**ACTION ITEM**:
Output each record exactly as given. Leave out every picture.

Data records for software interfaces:
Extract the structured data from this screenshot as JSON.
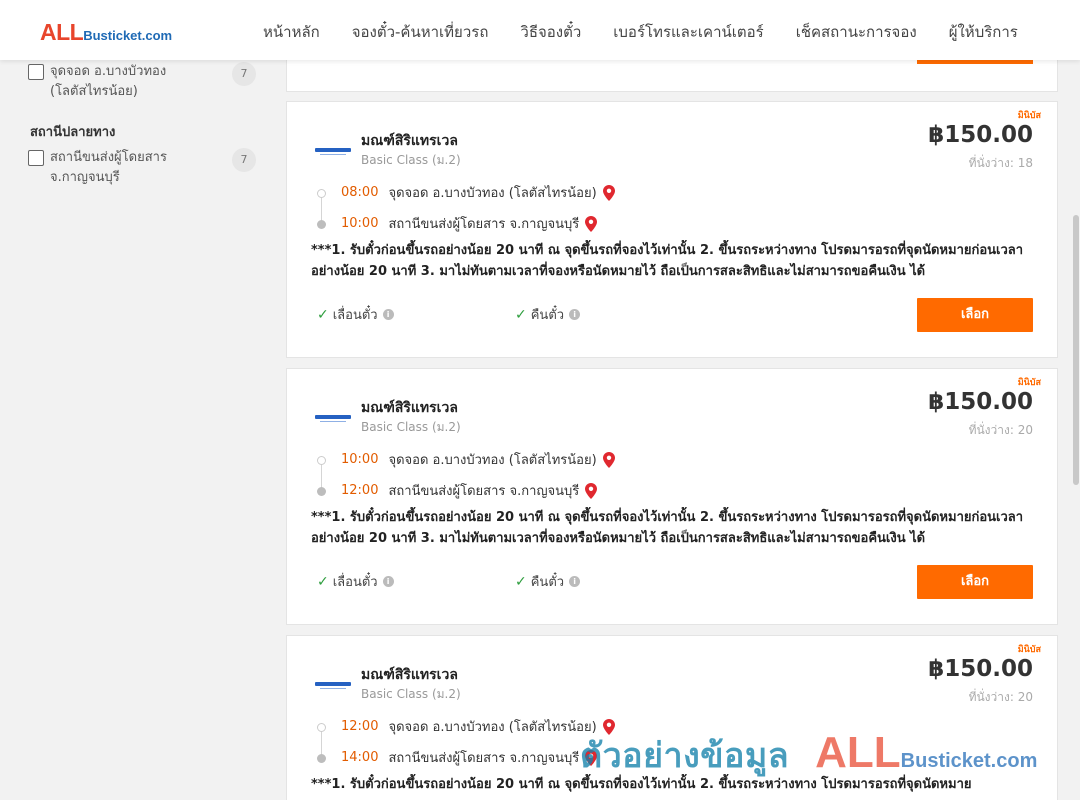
{
  "header": {
    "logo_all": "ALL",
    "logo_rest": "Busticket.com",
    "nav": [
      "หน้าหลัก",
      "จองตั๋ว-ค้นหาเที่ยวรถ",
      "วิธีจองตั๋ว",
      "เบอร์โทรและเคาน์เตอร์",
      "เช็คสถานะการจอง",
      "ผู้ให้บริการ"
    ]
  },
  "sidebar": {
    "origin_filter": {
      "label": "จุดจอด อ.บางบัวทอง (โลตัสไทรน้อย)",
      "count": "7"
    },
    "destination_title": "สถานีปลายทาง",
    "destination_filter": {
      "label": "สถานีขนส่งผู้โดยสาร จ.กาญจนบุรี",
      "count": "7"
    }
  },
  "trips": [
    {
      "type": "มินิบัส",
      "operator": "มณฑ์สิริแทรเวล",
      "class": "Basic Class (ม.2)",
      "price": "฿150.00",
      "seats": "ที่นั่งว่าง: 18",
      "depart_time": "08:00",
      "depart_place": "จุดจอด อ.บางบัวทอง (โลตัสไทรน้อย)",
      "arrive_time": "10:00",
      "arrive_place": "สถานีขนส่งผู้โดยสาร จ.กาญจนบุรี",
      "note": "***1. รับตั๋วก่อนขึ้นรถอย่างน้อย 20 นาที ณ จุดขึ้นรถที่จองไว้เท่านั้น 2. ขึ้นรถระหว่างทาง โปรดมารอรถที่จุดนัดหมายก่อนเวลาอย่างน้อย 20 นาที 3. มาไม่ทันตามเวลาที่จองหรือนัดหมายไว้ ถือเป็นการสละสิทธิและไม่สามารถขอคืนเงิน ได้",
      "feature1": "เลื่อนตั๋ว",
      "feature2": "คืนตั๋ว",
      "button": "เลือก"
    },
    {
      "type": "มินิบัส",
      "operator": "มณฑ์สิริแทรเวล",
      "class": "Basic Class (ม.2)",
      "price": "฿150.00",
      "seats": "ที่นั่งว่าง: 20",
      "depart_time": "10:00",
      "depart_place": "จุดจอด อ.บางบัวทอง (โลตัสไทรน้อย)",
      "arrive_time": "12:00",
      "arrive_place": "สถานีขนส่งผู้โดยสาร จ.กาญจนบุรี",
      "note": "***1. รับตั๋วก่อนขึ้นรถอย่างน้อย 20 นาที ณ จุดขึ้นรถที่จองไว้เท่านั้น 2. ขึ้นรถระหว่างทาง โปรดมารอรถที่จุดนัดหมายก่อนเวลาอย่างน้อย 20 นาที 3. มาไม่ทันตามเวลาที่จองหรือนัดหมายไว้ ถือเป็นการสละสิทธิและไม่สามารถขอคืนเงิน ได้",
      "feature1": "เลื่อนตั๋ว",
      "feature2": "คืนตั๋ว",
      "button": "เลือก"
    },
    {
      "type": "มินิบัส",
      "operator": "มณฑ์สิริแทรเวล",
      "class": "Basic Class (ม.2)",
      "price": "฿150.00",
      "seats": "ที่นั่งว่าง: 20",
      "depart_time": "12:00",
      "depart_place": "จุดจอด อ.บางบัวทอง (โลตัสไทรน้อย)",
      "arrive_time": "14:00",
      "arrive_place": "สถานีขนส่งผู้โดยสาร จ.กาญจนบุรี",
      "note": "***1. รับตั๋วก่อนขึ้นรถอย่างน้อย 20 นาที ณ จุดขึ้นรถที่จองไว้เท่านั้น 2. ขึ้นรถระหว่างทาง โปรดมารอรถที่จุดนัดหมาย"
    }
  ],
  "watermark": {
    "thai": "ตัวอย่างข้อมูล",
    "all": "ALL",
    "rest": "Busticket.com"
  },
  "colors": {
    "accent": "#ff6a00",
    "time": "#e25c00",
    "brand_red": "#e8452c",
    "brand_blue": "#1f6ab5"
  }
}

**TASK SOLUTION**:
Extract the structured data from this screenshot as JSON.
{
  "header": {
    "logo_all": "ALL",
    "logo_rest": "Busticket.com",
    "nav": [
      "หน้าหลัก",
      "จองตั๋ว-ค้นหาเที่ยวรถ",
      "วิธีจองตั๋ว",
      "เบอร์โทรและเคาน์เตอร์",
      "เช็คสถานะการจอง",
      "ผู้ให้บริการ"
    ]
  },
  "sidebar": {
    "origin_filter": {
      "label": "จุดจอด อ.บางบัวทอง (โลตัสไทรน้อย)",
      "count": "7"
    },
    "destination_title": "สถานีปลายทาง",
    "destination_filter": {
      "label": "สถานีขนส่งผู้โดยสาร จ.กาญจนบุรี",
      "count": "7"
    }
  },
  "trips": [
    {
      "type": "มินิบัส",
      "operator": "มณฑ์สิริแทรเวล",
      "class": "Basic Class (ม.2)",
      "price": "฿150.00",
      "seats": "ที่นั่งว่าง: 18",
      "depart_time": "08:00",
      "depart_place": "จุดจอด อ.บางบัวทอง (โลตัสไทรน้อย)",
      "arrive_time": "10:00",
      "arrive_place": "สถานีขนส่งผู้โดยสาร จ.กาญจนบุรี",
      "note": "***1. รับตั๋วก่อนขึ้นรถอย่างน้อย 20 นาที ณ จุดขึ้นรถที่จองไว้เท่านั้น 2. ขึ้นรถระหว่างทาง โปรดมารอรถที่จุดนัดหมายก่อนเวลาอย่างน้อย 20 นาที 3. มาไม่ทันตามเวลาที่จองหรือนัดหมายไว้ ถือเป็นการสละสิทธิและไม่สามารถขอคืนเงิน ได้",
      "feature1": "เลื่อนตั๋ว",
      "feature2": "คืนตั๋ว",
      "button": "เลือก"
    },
    {
      "type": "มินิบัส",
      "operator": "มณฑ์สิริแทรเวล",
      "class": "Basic Class (ม.2)",
      "price": "฿150.00",
      "seats": "ที่นั่งว่าง: 20",
      "depart_time": "10:00",
      "depart_place": "จุดจอด อ.บางบัวทอง (โลตัสไทรน้อย)",
      "arrive_time": "12:00",
      "arrive_place": "สถานีขนส่งผู้โดยสาร จ.กาญจนบุรี",
      "note": "***1. รับตั๋วก่อนขึ้นรถอย่างน้อย 20 นาที ณ จุดขึ้นรถที่จองไว้เท่านั้น 2. ขึ้นรถระหว่างทาง โปรดมารอรถที่จุดนัดหมายก่อนเวลาอย่างน้อย 20 นาที 3. มาไม่ทันตามเวลาที่จองหรือนัดหมายไว้ ถือเป็นการสละสิทธิและไม่สามารถขอคืนเงิน ได้",
      "feature1": "เลื่อนตั๋ว",
      "feature2": "คืนตั๋ว",
      "button": "เลือก"
    },
    {
      "type": "มินิบัส",
      "operator": "มณฑ์สิริแทรเวล",
      "class": "Basic Class (ม.2)",
      "price": "฿150.00",
      "seats": "ที่นั่งว่าง: 20",
      "depart_time": "12:00",
      "depart_place": "จุดจอด อ.บางบัวทอง (โลตัสไทรน้อย)",
      "arrive_time": "14:00",
      "arrive_place": "สถานีขนส่งผู้โดยสาร จ.กาญจนบุรี",
      "note": "***1. รับตั๋วก่อนขึ้นรถอย่างน้อย 20 นาที ณ จุดขึ้นรถที่จองไว้เท่านั้น 2. ขึ้นรถระหว่างทาง โปรดมารอรถที่จุดนัดหมาย"
    }
  ],
  "watermark": {
    "thai": "ตัวอย่างข้อมูล",
    "all": "ALL",
    "rest": "Busticket.com"
  },
  "colors": {
    "accent": "#ff6a00",
    "time": "#e25c00",
    "brand_red": "#e8452c",
    "brand_blue": "#1f6ab5"
  }
}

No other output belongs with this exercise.